Written evidence submitted by Mr Richard Fisher


Evidence to House of Commons Education Committee

Richard Fisher

October 2020


I am writing as the father of two home educated boys aged 8 and 10.  We took the decision to home educate from the beginning of their schooling because of the advantage of being able to tailor their learning to their individual needs and interests.  We enjoy a good home education support network in the local area providing social contact, alongside doing other activities with families that send their children to school.  Our boys enjoy being exposed to a wide ranging and diverse curriculum, and it is pleasing to see their progress intellectually and socially.

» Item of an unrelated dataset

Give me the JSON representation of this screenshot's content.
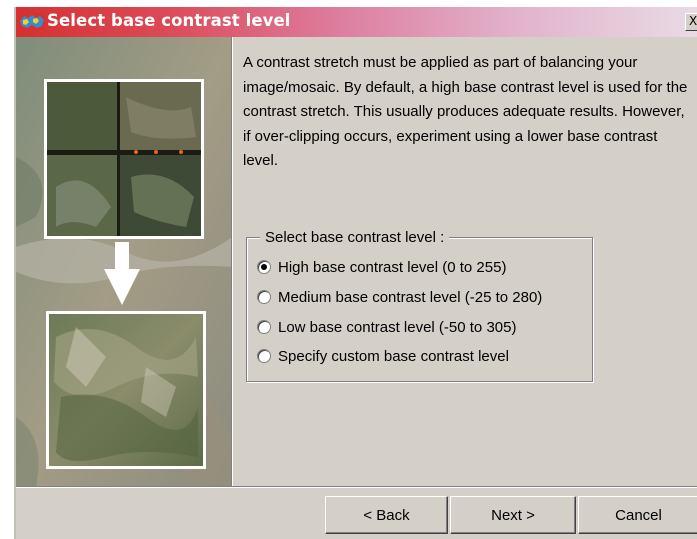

I firmly believe that parents choose the educational approach for their children (whether at school or at home) based on what they believe is best for their children.  It is important that the principle of parents being able to make this choice is maintained because parents are the people who know and understand the needs of their children best.  For those who choose to home educate, their willingness to make time and financial sacrifices to do so, demonstrates their commitment to the interests of their children.


As an approach home-education offers a number of significant advantages.  Firstly, it enables a tailored approach, providing more stretching learning for gifted children, and more individual support for those who struggle in certain areas.  It also encourages a culture of being inquisitive and teaches from an early age the skills to be self-learning which are particularly important to prepare for life in the adult world where the concept of education finishing at 18 or 21 is an anachronism.


Powers already exist for local authorities to intervene where children are at risk of abuse or of not receiving an adequate education, with the current framework maintaining an appropriate balance between family life and children protection.  Asking local authorities to take on further responsibility to safeguard home educated children would dilute scarce social resources from children most at risk in the wider community.   There is no evidence that children bring home-educated are at risk, indeed there is evidence that they are less at risk than children in school settings.[1]


Maintaining a compulsory register of home educators is both unnecessary and would divert local authority resources to this activity, since those parents who are of concern would be unlikely to register.  It is also likely to be the start of mission creep by local authorities, some of whom already appear unclear on their current responsibilities and powers in this area.  Such a register would give the state unwarranted power over parents, who are best placed to decide in the interests of their children. 


Inspection of home educating families would represent an unwarranted intrusion by the state into family life.  Local authorities already have sufficient existing powers to address inadequate home education.  Inspection would dilute the very strength of home which is the ability to adopt a diversity of approaches tailored to the individual children.  It is unlikely that a busy local authority inspector would have the time to understand the choices made by individual families, and therefore they are very likely to attempt to straight-jacket families into a standard approach which would work against the best interests of the children involved.  There is no evidence that lack of inspection puts children at risk, indeed, our personal experience from knowing families who have home educated throughout compulsory school age is that children can be highly successful.


Home education is often confused with off-rolling by schools and unregistered schools.  These are separate issues and conflating them leads to confused and ineffective policy.  Powers and responsibilities for local authorities in these areas already exist to address them.


Whilst support from local authorities may be helpful for some families, this should be entirely voluntary, and families should not feel penalised for not following a particular approach if they feel it is not in the best interests of their children.


October 2020


[1] Charles-Warner, W, ‘Home Education and the Safeguarding Myth: Analysing the Facts Behind the Rhetoric’, 2015, see http://www.personalisededucationnow.org.uk/wpcontent/uploads/2015/02/home-education-and-the-safeguarding-myth-signed.WCW_-1.pdf as at 27 October 2020